All of the entries should be restated word for word, but without their pictures.
[The data — start]
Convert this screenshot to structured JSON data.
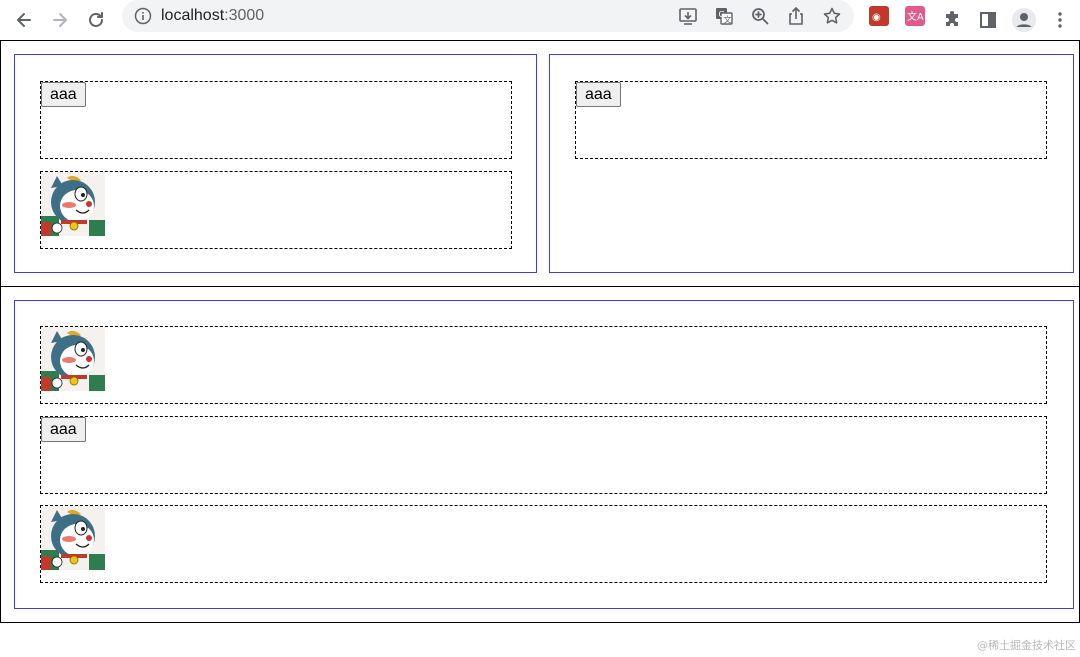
{
  "browser": {
    "url_host": "localhost",
    "url_port": ":3000",
    "icons": {
      "back": "arrow-left-icon",
      "forward": "arrow-right-icon",
      "reload": "reload-icon",
      "site_info": "info-icon",
      "install": "install-icon",
      "translate": "translate-icon",
      "zoom": "zoom-in-icon",
      "share": "share-icon",
      "bookmark": "star-icon",
      "extensions": "puzzle-icon",
      "side_panel": "side-panel-icon",
      "profile": "avatar-icon",
      "menu": "kebab-menu-icon"
    },
    "ext_colors": [
      "#c0392b",
      "#e05a8a"
    ]
  },
  "content": {
    "row1": {
      "left_panel": {
        "button_label": "aaa",
        "image_icon": "cartoon-cat-image"
      },
      "right_panel": {
        "button_label": "aaa"
      }
    },
    "row2": {
      "panel": {
        "top_image_icon": "cartoon-cat-image",
        "button_label": "aaa",
        "bottom_image_icon": "cartoon-cat-image"
      }
    }
  },
  "watermark": "@稀土掘金技术社区",
  "colors": {
    "panel_border": "#3b3bff",
    "row_border": "#000000",
    "button_bg": "#efefef"
  }
}
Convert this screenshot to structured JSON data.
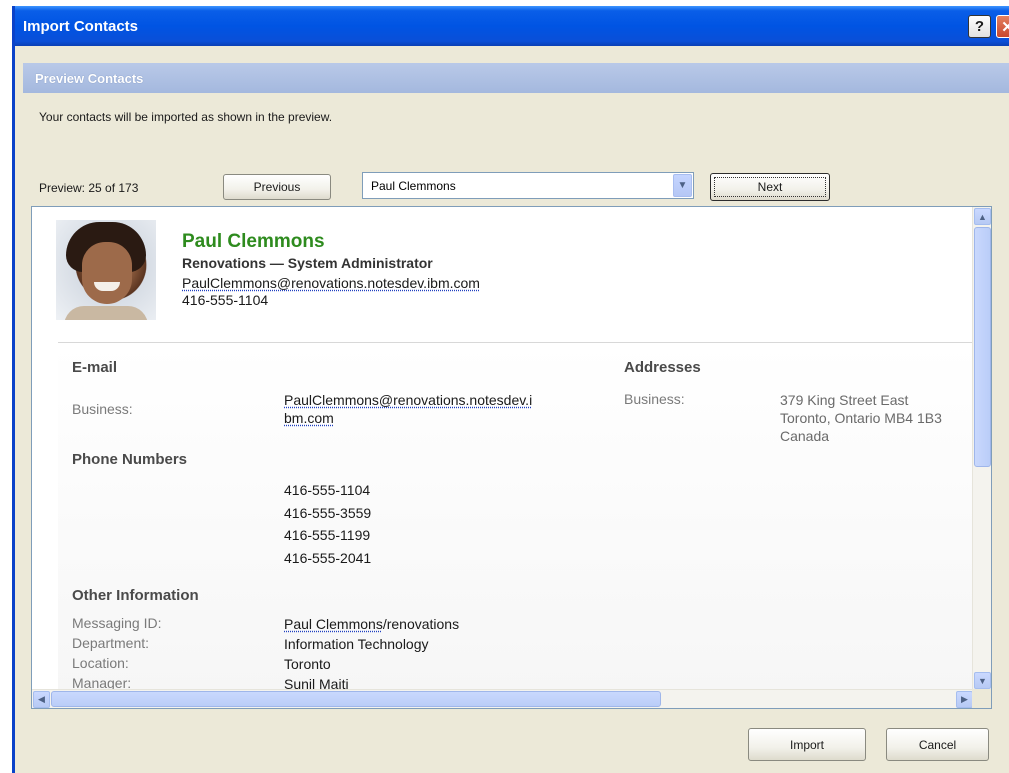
{
  "window": {
    "title": "Import Contacts",
    "help_glyph": "?",
    "close_glyph": "✕"
  },
  "section": {
    "title": "Preview Contacts",
    "intro": "Your contacts will be imported as shown in the preview."
  },
  "navigation": {
    "preview_label": "Preview: 25 of 173",
    "previous_label": "Previous",
    "next_label": "Next",
    "selected_contact": "Paul Clemmons"
  },
  "contact": {
    "name": "Paul Clemmons",
    "company_title": "Renovations  —  System Administrator",
    "email": "PaulClemmons@renovations.notesdev.ibm.com",
    "phone": "416-555-1104"
  },
  "email_section": {
    "title": "E-mail",
    "label": "Business:",
    "value_line1": "PaulClemmons@renovations.notesdev.i",
    "value_line2": "bm.com"
  },
  "addresses_section": {
    "title": "Addresses",
    "label": "Business:",
    "line1": "379 King Street East",
    "line2": "Toronto, Ontario  MB4 1B3",
    "line3": "Canada"
  },
  "phones_section": {
    "title": "Phone Numbers",
    "numbers": [
      "416-555-1104",
      "416-555-3559",
      "416-555-1199",
      "416-555-2041"
    ]
  },
  "other_section": {
    "title": "Other Information",
    "rows": [
      {
        "label": "Messaging ID:",
        "value_link": "Paul Clemmons",
        "value_rest": "/renovations"
      },
      {
        "label": "Department:",
        "value": "Information Technology"
      },
      {
        "label": "Location:",
        "value": "Toronto"
      },
      {
        "label": "Manager:",
        "value_link": "Sunil Maiti"
      }
    ]
  },
  "footer": {
    "import_label": "Import",
    "cancel_label": "Cancel"
  },
  "colors": {
    "titlebar": "#0054e3",
    "contact_name": "#2e8b1e",
    "section_header": "#a4b8de"
  }
}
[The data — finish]
• Answer
Convert this screenshot to structured JSON data.
{
  "browser": {
    "url_host": "localhost",
    "url_port": ":3000",
    "icons": {
      "back": "arrow-left-icon",
      "forward": "arrow-right-icon",
      "reload": "reload-icon",
      "site_info": "info-icon",
      "install": "install-icon",
      "translate": "translate-icon",
      "zoom": "zoom-in-icon",
      "share": "share-icon",
      "bookmark": "star-icon",
      "extensions": "puzzle-icon",
      "side_panel": "side-panel-icon",
      "profile": "avatar-icon",
      "menu": "kebab-menu-icon"
    },
    "ext_colors": [
      "#c0392b",
      "#e05a8a"
    ]
  },
  "content": {
    "row1": {
      "left_panel": {
        "button_label": "aaa",
        "image_icon": "cartoon-cat-image"
      },
      "right_panel": {
        "button_label": "aaa"
      }
    },
    "row2": {
      "panel": {
        "top_image_icon": "cartoon-cat-image",
        "button_label": "aaa",
        "bottom_image_icon": "cartoon-cat-image"
      }
    }
  },
  "watermark": "@稀土掘金技术社区",
  "colors": {
    "panel_border": "#3b3bff",
    "row_border": "#000000",
    "button_bg": "#efefef"
  }
}
Convert this screenshot to structured JSON data.
{
  "window": {
    "title": "Import Contacts",
    "help_glyph": "?",
    "close_glyph": "✕"
  },
  "section": {
    "title": "Preview Contacts",
    "intro": "Your contacts will be imported as shown in the preview."
  },
  "navigation": {
    "preview_label": "Preview: 25 of 173",
    "previous_label": "Previous",
    "next_label": "Next",
    "selected_contact": "Paul Clemmons"
  },
  "contact": {
    "name": "Paul Clemmons",
    "company_title": "Renovations  —  System Administrator",
    "email": "PaulClemmons@renovations.notesdev.ibm.com",
    "phone": "416-555-1104"
  },
  "email_section": {
    "title": "E-mail",
    "label": "Business:",
    "value_line1": "PaulClemmons@renovations.notesdev.i",
    "value_line2": "bm.com"
  },
  "addresses_section": {
    "title": "Addresses",
    "label": "Business:",
    "line1": "379 King Street East",
    "line2": "Toronto, Ontario  MB4 1B3",
    "line3": "Canada"
  },
  "phones_section": {
    "title": "Phone Numbers",
    "numbers": [
      "416-555-1104",
      "416-555-3559",
      "416-555-1199",
      "416-555-2041"
    ]
  },
  "other_section": {
    "title": "Other Information",
    "rows": [
      {
        "label": "Messaging ID:",
        "value_link": "Paul Clemmons",
        "value_rest": "/renovations"
      },
      {
        "label": "Department:",
        "value": "Information Technology"
      },
      {
        "label": "Location:",
        "value": "Toronto"
      },
      {
        "label": "Manager:",
        "value_link": "Sunil Maiti"
      }
    ]
  },
  "footer": {
    "import_label": "Import",
    "cancel_label": "Cancel"
  },
  "colors": {
    "titlebar": "#0054e3",
    "contact_name": "#2e8b1e",
    "section_header": "#a4b8de"
  }
}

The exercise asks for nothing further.